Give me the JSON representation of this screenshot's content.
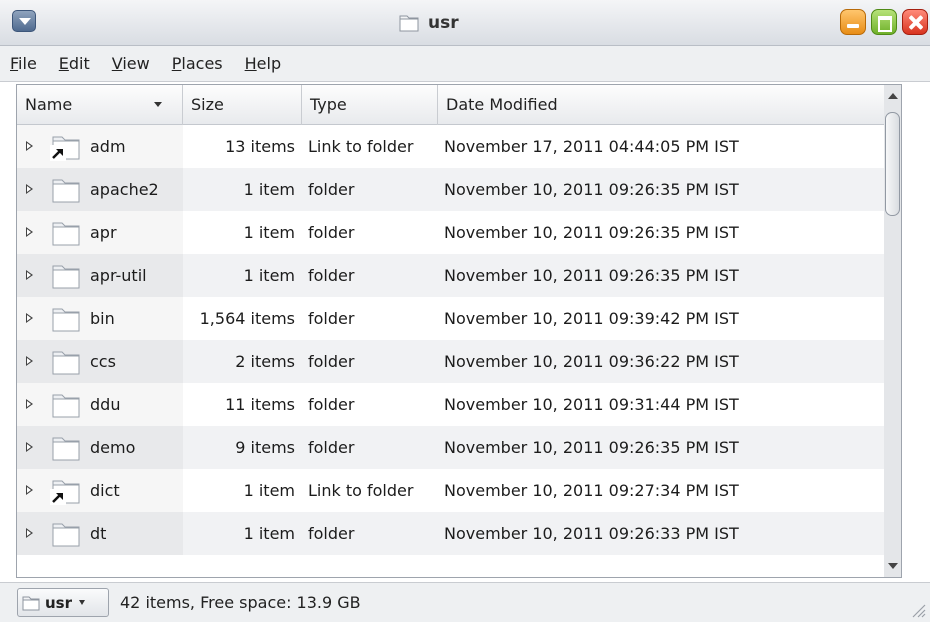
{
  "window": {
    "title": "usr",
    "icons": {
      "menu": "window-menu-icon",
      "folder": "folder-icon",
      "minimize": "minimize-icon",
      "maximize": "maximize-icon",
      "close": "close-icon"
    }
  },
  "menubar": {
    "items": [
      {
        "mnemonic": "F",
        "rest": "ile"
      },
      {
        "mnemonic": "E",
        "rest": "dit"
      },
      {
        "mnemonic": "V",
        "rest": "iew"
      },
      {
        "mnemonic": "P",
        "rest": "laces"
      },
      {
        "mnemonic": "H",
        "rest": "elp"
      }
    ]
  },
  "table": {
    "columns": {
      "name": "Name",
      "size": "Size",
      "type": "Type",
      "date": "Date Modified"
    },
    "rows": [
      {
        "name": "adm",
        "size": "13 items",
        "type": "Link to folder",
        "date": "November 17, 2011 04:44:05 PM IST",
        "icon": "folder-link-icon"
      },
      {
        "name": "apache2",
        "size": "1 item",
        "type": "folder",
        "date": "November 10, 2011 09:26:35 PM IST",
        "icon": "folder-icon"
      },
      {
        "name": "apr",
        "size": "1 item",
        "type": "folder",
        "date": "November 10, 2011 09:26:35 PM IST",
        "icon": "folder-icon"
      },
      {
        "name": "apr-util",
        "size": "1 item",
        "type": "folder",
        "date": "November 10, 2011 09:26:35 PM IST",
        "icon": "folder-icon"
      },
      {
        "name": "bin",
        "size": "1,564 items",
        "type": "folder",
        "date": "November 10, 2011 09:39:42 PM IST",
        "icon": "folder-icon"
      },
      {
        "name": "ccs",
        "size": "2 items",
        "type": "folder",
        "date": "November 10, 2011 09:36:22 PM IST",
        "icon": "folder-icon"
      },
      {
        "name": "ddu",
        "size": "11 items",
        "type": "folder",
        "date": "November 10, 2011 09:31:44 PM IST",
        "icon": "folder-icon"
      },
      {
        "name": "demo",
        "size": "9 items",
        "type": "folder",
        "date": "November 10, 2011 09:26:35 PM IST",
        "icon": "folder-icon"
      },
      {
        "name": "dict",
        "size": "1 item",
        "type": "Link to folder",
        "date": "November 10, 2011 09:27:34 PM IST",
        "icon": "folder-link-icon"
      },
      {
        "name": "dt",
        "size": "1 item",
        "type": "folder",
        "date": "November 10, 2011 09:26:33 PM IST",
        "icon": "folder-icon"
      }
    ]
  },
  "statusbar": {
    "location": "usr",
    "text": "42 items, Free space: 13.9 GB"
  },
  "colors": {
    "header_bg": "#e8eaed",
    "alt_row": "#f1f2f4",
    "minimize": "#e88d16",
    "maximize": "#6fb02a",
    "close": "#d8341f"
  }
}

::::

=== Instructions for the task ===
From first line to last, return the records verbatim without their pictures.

=== Response to this task ===
Give me the JSON representation of this screenshot's content.
{
  "window": {
    "title": "usr",
    "icons": {
      "menu": "window-menu-icon",
      "folder": "folder-icon",
      "minimize": "minimize-icon",
      "maximize": "maximize-icon",
      "close": "close-icon"
    }
  },
  "menubar": {
    "items": [
      {
        "mnemonic": "F",
        "rest": "ile"
      },
      {
        "mnemonic": "E",
        "rest": "dit"
      },
      {
        "mnemonic": "V",
        "rest": "iew"
      },
      {
        "mnemonic": "P",
        "rest": "laces"
      },
      {
        "mnemonic": "H",
        "rest": "elp"
      }
    ]
  },
  "table": {
    "columns": {
      "name": "Name",
      "size": "Size",
      "type": "Type",
      "date": "Date Modified"
    },
    "rows": [
      {
        "name": "adm",
        "size": "13 items",
        "type": "Link to folder",
        "date": "November 17, 2011 04:44:05 PM IST",
        "icon": "folder-link-icon"
      },
      {
        "name": "apache2",
        "size": "1 item",
        "type": "folder",
        "date": "November 10, 2011 09:26:35 PM IST",
        "icon": "folder-icon"
      },
      {
        "name": "apr",
        "size": "1 item",
        "type": "folder",
        "date": "November 10, 2011 09:26:35 PM IST",
        "icon": "folder-icon"
      },
      {
        "name": "apr-util",
        "size": "1 item",
        "type": "folder",
        "date": "November 10, 2011 09:26:35 PM IST",
        "icon": "folder-icon"
      },
      {
        "name": "bin",
        "size": "1,564 items",
        "type": "folder",
        "date": "November 10, 2011 09:39:42 PM IST",
        "icon": "folder-icon"
      },
      {
        "name": "ccs",
        "size": "2 items",
        "type": "folder",
        "date": "November 10, 2011 09:36:22 PM IST",
        "icon": "folder-icon"
      },
      {
        "name": "ddu",
        "size": "11 items",
        "type": "folder",
        "date": "November 10, 2011 09:31:44 PM IST",
        "icon": "folder-icon"
      },
      {
        "name": "demo",
        "size": "9 items",
        "type": "folder",
        "date": "November 10, 2011 09:26:35 PM IST",
        "icon": "folder-icon"
      },
      {
        "name": "dict",
        "size": "1 item",
        "type": "Link to folder",
        "date": "November 10, 2011 09:27:34 PM IST",
        "icon": "folder-link-icon"
      },
      {
        "name": "dt",
        "size": "1 item",
        "type": "folder",
        "date": "November 10, 2011 09:26:33 PM IST",
        "icon": "folder-icon"
      }
    ]
  },
  "statusbar": {
    "location": "usr",
    "text": "42 items, Free space: 13.9 GB"
  },
  "colors": {
    "header_bg": "#e8eaed",
    "alt_row": "#f1f2f4",
    "minimize": "#e88d16",
    "maximize": "#6fb02a",
    "close": "#d8341f"
  }
}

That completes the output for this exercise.